**ABOUT THIS EXERCISE**.
Using the data below, work out how many lines contain "Your", and report only that number.

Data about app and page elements
- - - - - - -
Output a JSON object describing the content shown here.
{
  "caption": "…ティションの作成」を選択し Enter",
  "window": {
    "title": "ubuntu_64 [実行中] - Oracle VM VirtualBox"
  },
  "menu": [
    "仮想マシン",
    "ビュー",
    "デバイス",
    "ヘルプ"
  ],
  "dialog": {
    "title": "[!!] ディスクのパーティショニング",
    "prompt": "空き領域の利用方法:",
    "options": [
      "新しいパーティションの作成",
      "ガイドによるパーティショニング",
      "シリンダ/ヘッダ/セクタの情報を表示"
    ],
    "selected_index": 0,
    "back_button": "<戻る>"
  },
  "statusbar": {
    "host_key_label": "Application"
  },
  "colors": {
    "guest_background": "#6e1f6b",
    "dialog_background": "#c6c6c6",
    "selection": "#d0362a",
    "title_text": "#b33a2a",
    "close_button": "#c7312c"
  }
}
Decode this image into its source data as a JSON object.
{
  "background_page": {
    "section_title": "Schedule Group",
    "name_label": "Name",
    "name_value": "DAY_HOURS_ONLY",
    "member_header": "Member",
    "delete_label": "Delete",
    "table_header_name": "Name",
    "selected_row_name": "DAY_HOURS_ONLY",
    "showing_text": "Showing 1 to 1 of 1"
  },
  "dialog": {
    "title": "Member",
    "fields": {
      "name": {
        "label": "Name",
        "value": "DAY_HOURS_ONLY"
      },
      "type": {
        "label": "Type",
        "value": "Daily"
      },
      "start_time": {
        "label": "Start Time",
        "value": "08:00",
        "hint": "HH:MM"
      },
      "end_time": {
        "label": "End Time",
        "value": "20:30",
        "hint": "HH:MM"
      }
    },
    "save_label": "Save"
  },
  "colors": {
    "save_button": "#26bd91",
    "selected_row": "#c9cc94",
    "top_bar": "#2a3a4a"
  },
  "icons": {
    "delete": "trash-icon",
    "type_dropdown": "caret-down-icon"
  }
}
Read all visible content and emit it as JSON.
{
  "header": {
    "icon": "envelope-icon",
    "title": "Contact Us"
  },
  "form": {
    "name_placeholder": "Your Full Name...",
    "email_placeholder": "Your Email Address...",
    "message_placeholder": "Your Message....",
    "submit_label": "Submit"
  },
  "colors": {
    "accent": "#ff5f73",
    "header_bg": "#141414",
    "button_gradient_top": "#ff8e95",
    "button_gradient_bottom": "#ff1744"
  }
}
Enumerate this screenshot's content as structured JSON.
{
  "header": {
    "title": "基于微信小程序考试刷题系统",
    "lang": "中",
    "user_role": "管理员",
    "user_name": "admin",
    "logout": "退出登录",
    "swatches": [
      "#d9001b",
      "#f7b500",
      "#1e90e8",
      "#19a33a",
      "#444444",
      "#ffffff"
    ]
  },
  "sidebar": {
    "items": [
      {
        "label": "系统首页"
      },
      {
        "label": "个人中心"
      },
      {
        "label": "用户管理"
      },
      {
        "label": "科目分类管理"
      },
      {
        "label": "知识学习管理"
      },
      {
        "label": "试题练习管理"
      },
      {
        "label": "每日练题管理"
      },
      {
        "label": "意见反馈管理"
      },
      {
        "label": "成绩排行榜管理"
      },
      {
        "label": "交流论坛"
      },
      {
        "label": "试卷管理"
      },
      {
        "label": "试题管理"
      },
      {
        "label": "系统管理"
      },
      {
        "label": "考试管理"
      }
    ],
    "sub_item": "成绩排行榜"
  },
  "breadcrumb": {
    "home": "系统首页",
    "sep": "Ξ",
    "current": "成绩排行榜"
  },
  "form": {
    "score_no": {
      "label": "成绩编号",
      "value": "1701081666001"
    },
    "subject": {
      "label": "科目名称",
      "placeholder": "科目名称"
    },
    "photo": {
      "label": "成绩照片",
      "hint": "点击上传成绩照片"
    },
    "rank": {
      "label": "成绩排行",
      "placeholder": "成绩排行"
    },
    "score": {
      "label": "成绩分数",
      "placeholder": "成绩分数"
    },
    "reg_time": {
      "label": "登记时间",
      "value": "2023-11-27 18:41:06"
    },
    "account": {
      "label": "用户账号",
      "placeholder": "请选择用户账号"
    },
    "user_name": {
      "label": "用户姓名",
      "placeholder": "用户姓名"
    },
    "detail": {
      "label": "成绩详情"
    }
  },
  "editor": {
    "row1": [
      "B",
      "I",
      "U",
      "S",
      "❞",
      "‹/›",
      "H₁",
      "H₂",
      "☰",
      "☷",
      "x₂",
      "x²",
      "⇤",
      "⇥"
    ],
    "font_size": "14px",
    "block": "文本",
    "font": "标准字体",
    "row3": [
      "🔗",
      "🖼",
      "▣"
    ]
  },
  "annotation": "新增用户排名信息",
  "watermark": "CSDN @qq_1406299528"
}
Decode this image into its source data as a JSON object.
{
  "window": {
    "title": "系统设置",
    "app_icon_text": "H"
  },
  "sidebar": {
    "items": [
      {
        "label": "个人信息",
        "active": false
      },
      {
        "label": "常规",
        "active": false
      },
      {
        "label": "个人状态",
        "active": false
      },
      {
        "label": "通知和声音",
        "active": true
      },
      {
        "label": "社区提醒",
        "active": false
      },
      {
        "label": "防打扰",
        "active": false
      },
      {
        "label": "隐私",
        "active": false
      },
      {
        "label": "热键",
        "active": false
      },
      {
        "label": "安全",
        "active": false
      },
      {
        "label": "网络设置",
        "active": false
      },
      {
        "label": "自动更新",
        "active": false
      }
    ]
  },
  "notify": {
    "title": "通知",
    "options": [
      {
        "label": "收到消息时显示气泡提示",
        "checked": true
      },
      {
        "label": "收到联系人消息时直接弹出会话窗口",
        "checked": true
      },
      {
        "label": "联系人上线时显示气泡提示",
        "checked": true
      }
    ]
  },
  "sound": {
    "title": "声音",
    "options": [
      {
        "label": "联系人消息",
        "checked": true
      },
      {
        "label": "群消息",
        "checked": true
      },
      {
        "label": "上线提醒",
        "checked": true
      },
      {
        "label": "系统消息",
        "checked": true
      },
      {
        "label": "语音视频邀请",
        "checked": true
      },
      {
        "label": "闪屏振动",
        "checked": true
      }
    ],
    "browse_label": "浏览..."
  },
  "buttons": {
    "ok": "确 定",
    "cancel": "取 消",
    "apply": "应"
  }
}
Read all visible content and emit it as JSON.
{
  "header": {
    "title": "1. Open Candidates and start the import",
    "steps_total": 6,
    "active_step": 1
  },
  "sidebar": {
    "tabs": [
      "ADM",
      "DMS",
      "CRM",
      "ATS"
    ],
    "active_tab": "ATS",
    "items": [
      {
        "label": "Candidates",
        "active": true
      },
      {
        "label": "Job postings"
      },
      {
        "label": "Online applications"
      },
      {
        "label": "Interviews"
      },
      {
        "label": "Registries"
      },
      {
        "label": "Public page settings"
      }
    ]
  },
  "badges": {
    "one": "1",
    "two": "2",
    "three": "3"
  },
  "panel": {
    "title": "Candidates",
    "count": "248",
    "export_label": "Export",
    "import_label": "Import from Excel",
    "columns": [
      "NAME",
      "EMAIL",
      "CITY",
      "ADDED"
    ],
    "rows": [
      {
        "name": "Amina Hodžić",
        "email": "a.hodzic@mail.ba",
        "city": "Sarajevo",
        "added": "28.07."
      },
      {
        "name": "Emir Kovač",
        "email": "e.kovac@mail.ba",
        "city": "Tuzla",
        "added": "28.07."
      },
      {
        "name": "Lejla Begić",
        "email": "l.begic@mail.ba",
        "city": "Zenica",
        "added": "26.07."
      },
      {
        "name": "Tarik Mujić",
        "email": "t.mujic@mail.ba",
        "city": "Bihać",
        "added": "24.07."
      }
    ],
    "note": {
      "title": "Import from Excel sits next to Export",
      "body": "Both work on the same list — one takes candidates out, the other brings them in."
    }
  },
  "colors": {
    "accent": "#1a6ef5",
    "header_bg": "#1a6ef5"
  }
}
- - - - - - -
**SOLUTION TO THE EXERCISE**.
3